> _Exercise aim_: Every line in the entries that holds the word "true" counts toward the answer, which should be a single number.
==== Given records ====
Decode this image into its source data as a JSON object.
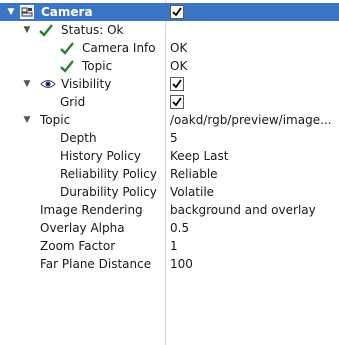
{
  "display": {
    "name": "Camera",
    "enabled": true,
    "icon": "camera-display-icon"
  },
  "status": {
    "label": "Status: Ok",
    "icon": "check-icon",
    "children": [
      {
        "label": "Camera Info",
        "value": "OK"
      },
      {
        "label": "Topic",
        "value": "OK"
      }
    ]
  },
  "visibility": {
    "label": "Visibility",
    "icon": "eye-icon",
    "checked": true,
    "grid": {
      "label": "Grid",
      "checked": true
    }
  },
  "topic": {
    "label": "Topic",
    "value": "/oakd/rgb/preview/image...",
    "children": [
      {
        "label": "Depth",
        "value": "5"
      },
      {
        "label": "History Policy",
        "value": "Keep Last"
      },
      {
        "label": "Reliability Policy",
        "value": "Reliable"
      },
      {
        "label": "Durability Policy",
        "value": "Volatile"
      }
    ]
  },
  "properties": [
    {
      "label": "Image Rendering",
      "value": "background and overlay"
    },
    {
      "label": "Overlay Alpha",
      "value": "0.5"
    },
    {
      "label": "Zoom Factor",
      "value": "1"
    },
    {
      "label": "Far Plane Distance",
      "value": "100"
    }
  ],
  "colors": {
    "selection": "#3b76c4",
    "check": "#2e7d32"
  }
}
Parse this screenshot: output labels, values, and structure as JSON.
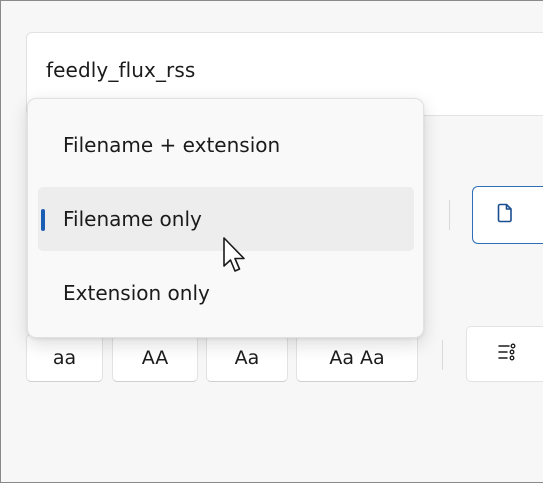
{
  "search": {
    "value": "feedly_flux_rss"
  },
  "rename_part_menu": {
    "options": [
      {
        "label": "Filename + extension",
        "selected": false
      },
      {
        "label": "Filename only",
        "selected": true
      },
      {
        "label": "Extension only",
        "selected": false
      }
    ]
  },
  "case_buttons": [
    {
      "label": "aa"
    },
    {
      "label": "AA"
    },
    {
      "label": "Aa"
    },
    {
      "label": "Aa Aa"
    }
  ],
  "icons": {
    "file_button": "file-icon",
    "settings_button": "list-settings-icon",
    "cursor": "mouse-pointer-icon"
  },
  "colors": {
    "accent": "#1a5fb4",
    "selected_bg": "#ededed",
    "menu_bg": "#f9f9f9",
    "window_bg": "#f7f7f7"
  }
}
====
> _Exercise result_: 4